Uber and Lyft Win a Reprive, and Won’t Quit California—for Now

Uber and Lyft will not ditch California drivers and riders at midnight, after a state appeals court let them—for now—continue treating their drivers as independent contractors, instead of employees. The court’s order halts a brief but furious game of chicken between the companies and the state of California, which sued them to follow a new labor law passed last fall. Uber and Lyft had threatened to leave the state over the law, Assembly Bill 5, which creates a more stringent test to differentiate contractors from employees. The companies said they didn’t have enough time to prepare for what would have been a monumental shift in their business model in the midst of a pandemic, though the law was passed last year. For drivers and riders, the status quo is now set to continue until at least mid-October, when judges will hear the companies’ and state’s arguments in court. The appeals court also ordered the companies to submit a guarantee that they will comply with the law if they lose.
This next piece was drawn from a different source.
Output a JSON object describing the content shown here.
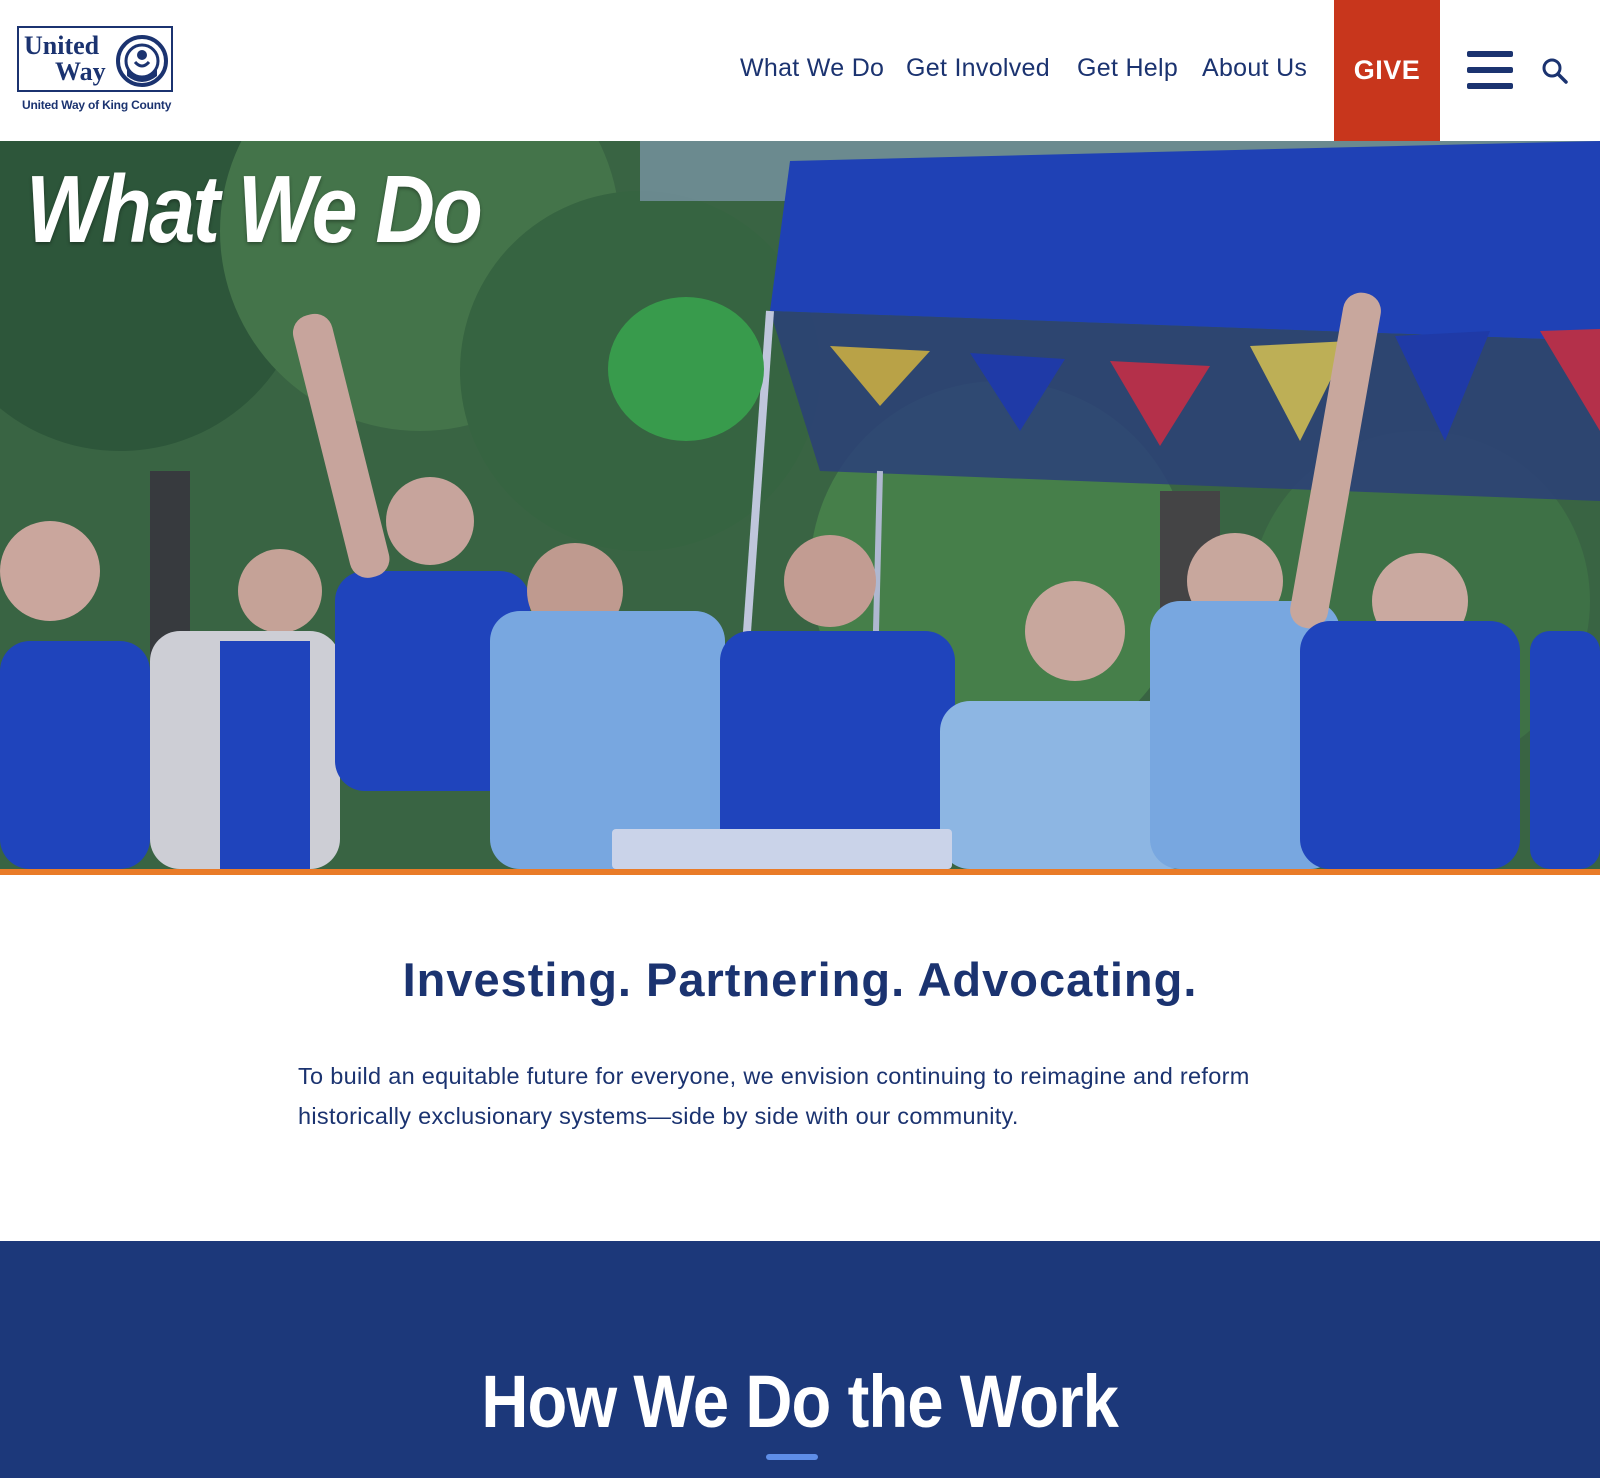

Workers who are employees instead of contractors are entitled to minimum and overtime wages, paid sick leave, health benefits, and access to social insurance programs like unemployment. The appeals court decision likely means that California voters—rather than judges—will determine the outcome of the Golden State labor fight. Uber, Lyft, Instacart, and DoorDash are backing a statewide ballot measure, known as Proposition 22, to create a “third” category of employment, which would include a minimum wage, some auto insurance and vehicle maintenance…Continue readingUber and Lyft Win a Reprive, and Won’t Quit California—for Now